by David Kitai

Student living isn’t helped by the selection at most grocery stores. Our culinary novice and the undeniable appeal of Mr. Noodle often results in skipping the produce section. Easier to let somebody who knows what they’re doing try and tackle that celery root, right? But how then will we ever take that leap of adulthood that is learning to cook for ourselves?

My favourite answer is to replace the grocery store with farmers’ markets and community supported agriculture groups (CSAs). There’s a reason, though, why those vendors are synonymous with yuppie-dom: that organic ratatouille of yours may have just eaten up half a week’s food budget.

Take heart though, fellow broke students, we can do this without living off canned corn three weeks a month.

Even if they charge a higher price, the real advantage of dealing with a CSA or a market vendor is that you’re dealing with the producer face to face. Smaller operations allow for a little more human leeway. People selling produce at CSAs and farmers’ markets are typically passionate about what they make. If you come to them with the same passion, odds are they’ll find a way to work out an arrangement.

While farmers’ market season does eventually come to a close, there are a few year-round options that remain through winter. If you’re in Toronto before it’s gone, do yourself a favour and check out the Tuesday market at Trinity Bellwoods—mostly for the guy selling fantastically fresh oysters. The Saturday farmers’ market at the St. Lawrence Market (also in Toronto) is legendary for a very good reason: its size and variety. Meanwhile, McMaster, Brock, and Waterloo all have on-campus farmers’ markets. UBC, lucky kids, have a farm of their own.
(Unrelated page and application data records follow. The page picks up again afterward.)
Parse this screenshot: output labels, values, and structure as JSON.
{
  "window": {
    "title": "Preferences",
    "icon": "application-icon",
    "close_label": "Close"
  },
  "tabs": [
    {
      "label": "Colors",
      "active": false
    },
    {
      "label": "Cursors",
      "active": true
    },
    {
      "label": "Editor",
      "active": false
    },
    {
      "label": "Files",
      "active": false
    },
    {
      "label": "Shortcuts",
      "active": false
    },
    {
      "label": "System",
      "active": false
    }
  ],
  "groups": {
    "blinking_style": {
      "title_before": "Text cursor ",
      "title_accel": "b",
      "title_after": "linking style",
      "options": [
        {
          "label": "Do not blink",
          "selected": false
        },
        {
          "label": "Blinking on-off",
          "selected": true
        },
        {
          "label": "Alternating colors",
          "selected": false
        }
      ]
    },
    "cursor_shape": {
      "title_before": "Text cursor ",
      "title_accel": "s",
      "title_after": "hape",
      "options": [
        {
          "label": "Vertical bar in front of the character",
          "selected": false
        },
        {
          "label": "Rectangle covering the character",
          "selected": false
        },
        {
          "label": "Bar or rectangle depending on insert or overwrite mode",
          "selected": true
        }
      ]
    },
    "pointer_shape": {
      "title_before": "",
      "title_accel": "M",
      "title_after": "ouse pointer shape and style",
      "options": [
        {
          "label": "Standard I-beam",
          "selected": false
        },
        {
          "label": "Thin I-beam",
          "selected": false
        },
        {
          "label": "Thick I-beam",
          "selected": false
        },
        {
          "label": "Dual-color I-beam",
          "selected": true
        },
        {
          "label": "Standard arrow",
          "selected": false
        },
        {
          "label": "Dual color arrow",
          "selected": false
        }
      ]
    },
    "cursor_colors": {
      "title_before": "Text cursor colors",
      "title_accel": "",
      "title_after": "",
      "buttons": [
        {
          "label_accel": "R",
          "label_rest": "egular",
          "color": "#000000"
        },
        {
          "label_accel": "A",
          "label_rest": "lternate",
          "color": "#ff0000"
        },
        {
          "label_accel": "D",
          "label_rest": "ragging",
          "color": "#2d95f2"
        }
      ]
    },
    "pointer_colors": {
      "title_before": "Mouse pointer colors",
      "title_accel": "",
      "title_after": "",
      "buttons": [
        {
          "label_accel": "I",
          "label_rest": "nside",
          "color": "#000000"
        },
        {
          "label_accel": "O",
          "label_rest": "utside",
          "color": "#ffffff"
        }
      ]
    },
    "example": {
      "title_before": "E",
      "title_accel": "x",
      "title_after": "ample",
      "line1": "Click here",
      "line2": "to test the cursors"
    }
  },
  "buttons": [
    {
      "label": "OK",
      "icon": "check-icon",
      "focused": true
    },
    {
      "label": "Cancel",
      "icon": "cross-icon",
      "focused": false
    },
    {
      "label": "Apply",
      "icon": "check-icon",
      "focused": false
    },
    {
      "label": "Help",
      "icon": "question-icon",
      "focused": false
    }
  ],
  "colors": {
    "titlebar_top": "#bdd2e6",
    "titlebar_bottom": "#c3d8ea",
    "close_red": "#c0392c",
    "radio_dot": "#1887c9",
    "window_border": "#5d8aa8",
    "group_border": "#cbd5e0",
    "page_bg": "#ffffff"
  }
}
Are farmers’ markets or organic food boxes student-friendly?
Farmers’ markets aren’t just for real adults

CSAs require a little more commitment. A CSA is, by definition, a community organization dealing with a farm or group of farms. Joining a CSA means something in the way of a subscription fee, but they can be incredibly rewarding. They’re great places to meet farmers and food geeks and to pick up a couple recipes whether you subscribe or not. If you’re around the University of Toronto check out the Narayever-Everdale CSA held in front of the Narayever Synagogue on Brunswick Avenue every Tuesday.

Sure you might not be able to afford fresh kale every week, but why not see if a vendor can give you a box of unsold produce at the end of their market day for a cut rate? You don’t get to pick exactly what you want, but view it as a new culinary challenge. Dealing with producers and vendors forces you to become a better cook. They’ll give you exciting, seasonal ingredients you may never have heard of. I couldn’t have told you what Jamaican callaloo was until a CSA farmer I worked with this summer handed me a bunch. Turns out it’s a green with a texture somewhere between spinach and kale. After a few disastrously failed attempts to cook them, I gave my remaining leaves a quick blanch and a butter-lemon dressing. Now greens, previously the bane of my meat-centric existence, fill my eyes with childlike joy and wonder. Honest.

I conspicuously failed to mention food box delivery services as a similar option. To me, most food boxes tend to be overpriced and impersonal. Their main value is for overstretched parents and professionals. As students, though it might not seem like it, but we’ve got time to shop around.